Earlier in the year while visiting the FIFA President, the Brazilian President’s key message appeared to be that the country was prepared to use the power of football to tackle key matters and leave an important social legacy,
She must be hoping that revenue from the FIFA World Cup stays in Brazil. That such events make money is not open to question, but where it goes and how it is used is still unclear. Most tournaments have done well to cover the costs of hosting the tournament but rarely do they make a country rich.
But does hosting a World Cup make a nation happier? Apparently it does. Economists have taken the European Commissions happiness data for 12 countries over a 25-year period and checked whether it correlated with sports tournaments. They concluded that while people did not necessarily become happier when the national team did well, the country that hosted a football tournament reported increased happiness among its population.
If it turns out that if hosting the FIFA World Cup does not make Brazil rich then President Rouseff may at least hope the electorate may be happier, which will be key going into a general election in October.
Football Saving Lives
There is at least one other reason that hosting the World Cup might be welcomed. Hosting major football tournaments would appear to assist with social cohesion.
Compared with the month when a national team is playing in a world cup tournament with the same month when it is not, fewer people die and suicide rates tend to be lower for both men and women. According to Kuper and Symanski’s 2014 account of football fandom, this holds true for Austria, Czech Republic, Denmark, France, Germany, Greece, Ireland, Netherlands, Norway, Spain, Sweden and Switzerland.
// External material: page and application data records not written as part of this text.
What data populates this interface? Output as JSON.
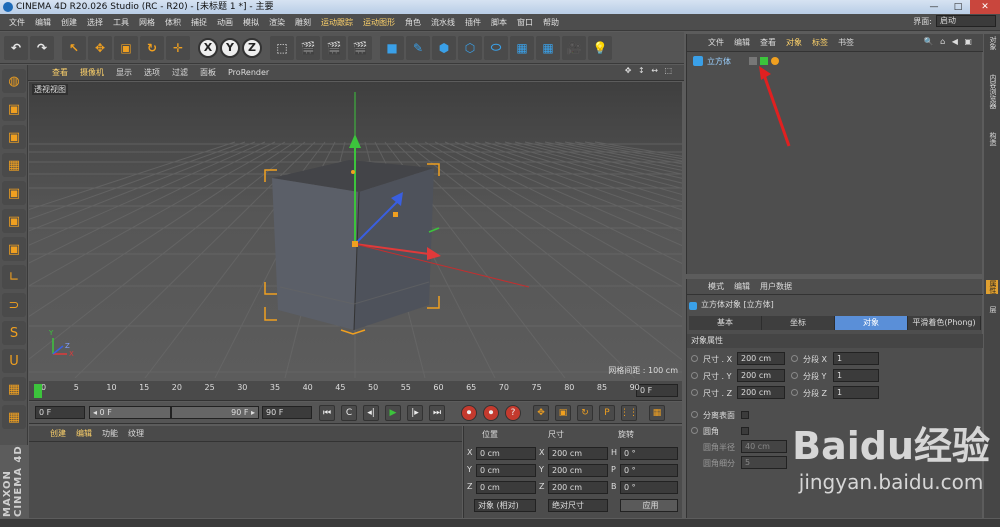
{
  "title": "CINEMA 4D R20.026 Studio (RC - R20) - [未标题 1 *] - 主要",
  "window_buttons": [
    "—",
    "□",
    "✕"
  ],
  "menu": [
    "文件",
    "编辑",
    "创建",
    "选择",
    "工具",
    "网格",
    "体积",
    "捕捉",
    "动画",
    "模拟",
    "渲染",
    "雕刻",
    "运动跟踪",
    "运动图形",
    "角色",
    "流水线",
    "插件",
    "脚本",
    "窗口",
    "帮助"
  ],
  "menu_highlight": [
    12,
    13
  ],
  "layout": {
    "label": "界面:",
    "value": "启动"
  },
  "toolbar": [
    "↶",
    "↷",
    "↖",
    "✥",
    "▣",
    "↻",
    "✛",
    "X",
    "Y",
    "Z",
    "⬚",
    "🎬",
    "🎬",
    "🎬",
    "■",
    "✎",
    "⬢",
    "⬡",
    "⬭",
    "▦",
    "▦",
    "🎥",
    "💡"
  ],
  "leftbar_icons": [
    "◍",
    "▣",
    "▣",
    "▦",
    "▣",
    "▣",
    "▣",
    "∟",
    "⊃",
    "S",
    "U",
    "▦",
    "▦"
  ],
  "viewport": {
    "menu": [
      "查看",
      "摄像机",
      "显示",
      "选项",
      "过滤",
      "面板",
      "ProRender"
    ],
    "controls": "✥ ↕ ↔ ⬚",
    "label": "透视视图",
    "grid_text": "网格间距 : 100 cm",
    "axis_labels": [
      "Y",
      "Z",
      "X"
    ]
  },
  "timeline": {
    "ticks": [
      "0",
      "5",
      "10",
      "15",
      "20",
      "25",
      "30",
      "35",
      "40",
      "45",
      "50",
      "55",
      "60",
      "65",
      "70",
      "75",
      "80",
      "85",
      "90"
    ],
    "current": "0 F"
  },
  "transport": {
    "start": "0 F",
    "range_start": "◂ 0 F",
    "range_end": "90 F ▸",
    "end": "90 F",
    "buttons": [
      "⏮",
      "C",
      "◂|",
      "▶",
      "|▸",
      "⏭",
      "⏺",
      "⏺",
      "?",
      "✥",
      "▣",
      "↻",
      "P",
      "⋮⋮",
      "▦"
    ]
  },
  "material": {
    "menu": [
      "创建",
      "编辑",
      "功能",
      "纹理"
    ]
  },
  "coords": {
    "headers": [
      "位置",
      "尺寸",
      "旋转"
    ],
    "rows": [
      {
        "a": "X",
        "pos": "0 cm",
        "b": "X",
        "size": "200 cm",
        "c": "H",
        "rot": "0 °"
      },
      {
        "a": "Y",
        "pos": "0 cm",
        "b": "Y",
        "size": "200 cm",
        "c": "P",
        "rot": "0 °"
      },
      {
        "a": "Z",
        "pos": "0 cm",
        "b": "Z",
        "size": "200 cm",
        "c": "B",
        "rot": "0 °"
      }
    ],
    "mode": "对象 (相对)",
    "size_mode": "绝对尺寸",
    "apply": "应用"
  },
  "objects": {
    "menu": [
      "文件",
      "编辑",
      "查看",
      "对象",
      "标签",
      "书签"
    ],
    "item": "立方体",
    "tool_icons": "🔍 ⌂ ◀ ▣"
  },
  "attributes": {
    "menu": [
      "模式",
      "编辑",
      "用户数据"
    ],
    "title": "立方体对象 [立方体]",
    "tabs": [
      "基本",
      "坐标",
      "对象",
      "平滑着色(Phong)"
    ],
    "active_tab": 2,
    "section": "对象属性",
    "rows": [
      {
        "label": "尺寸 . X",
        "value": "200 cm",
        "seg": "分段 X",
        "segv": "1"
      },
      {
        "label": "尺寸 . Y",
        "value": "200 cm",
        "seg": "分段 Y",
        "segv": "1"
      },
      {
        "label": "尺寸 . Z",
        "value": "200 cm",
        "seg": "分段 Z",
        "segv": "1"
      }
    ],
    "sep_faces": "分离表面",
    "fillet": "圆角",
    "fillet_radius": {
      "label": "圆角半径",
      "value": "40 cm"
    },
    "fillet_sub": {
      "label": "圆角细分",
      "value": "5"
    }
  },
  "right_tabs": [
    "对象",
    "内容浏览器",
    "构造",
    "属性",
    "层"
  ],
  "active_right_tab": 3,
  "branding": {
    "vertical": "MAXON CINEMA 4D"
  },
  "watermark": {
    "big": "Baidu经验",
    "small": "jingyan.baidu.com"
  }
}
Some 130 years after two Scots, Charles Miller and Thomas Donohoe, kick-started a football revolution in Brazil, the current government must be hoping that the 2014 FIFA World Cup does not stoke up further turbulence.
The administration will be hoping not only that the revenue from the FIFA World Cup stays in country but that Brazil ends up happier as a result of the efforts of its national football team.
And who says politics and sport don’t mix? Former US President Bill Clinton once said that football has done more to help world poverty than almost anything. Whether this is right or wrong many people in Brazil need football to work on their behalf as a resource of hope and not just temporary happiness.